:: WHAT TO DO ::
Only the pictures stay out; please return all the entries below exactly as written.

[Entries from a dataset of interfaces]
▬▬▬▬▬▬

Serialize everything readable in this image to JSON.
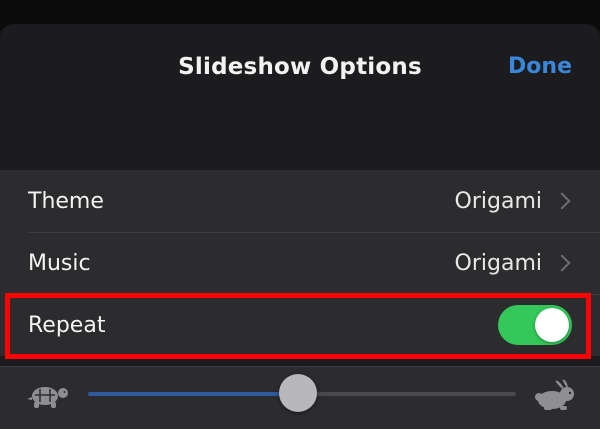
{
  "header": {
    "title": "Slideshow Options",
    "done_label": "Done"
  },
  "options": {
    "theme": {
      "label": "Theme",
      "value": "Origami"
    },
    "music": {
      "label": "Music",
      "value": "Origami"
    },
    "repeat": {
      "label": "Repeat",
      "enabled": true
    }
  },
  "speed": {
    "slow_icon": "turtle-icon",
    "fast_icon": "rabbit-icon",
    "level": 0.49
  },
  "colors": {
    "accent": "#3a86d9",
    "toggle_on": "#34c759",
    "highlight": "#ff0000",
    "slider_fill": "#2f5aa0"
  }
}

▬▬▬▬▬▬

:: OUTPUT BELOW ::
Serialize everything readable in this image to JSON.
{
  "header": {
    "title": "Slideshow Options",
    "done_label": "Done"
  },
  "options": {
    "theme": {
      "label": "Theme",
      "value": "Origami"
    },
    "music": {
      "label": "Music",
      "value": "Origami"
    },
    "repeat": {
      "label": "Repeat",
      "enabled": true
    }
  },
  "speed": {
    "slow_icon": "turtle-icon",
    "fast_icon": "rabbit-icon",
    "level": 0.49
  },
  "colors": {
    "accent": "#3a86d9",
    "toggle_on": "#34c759",
    "highlight": "#ff0000",
    "slider_fill": "#2f5aa0"
  }
}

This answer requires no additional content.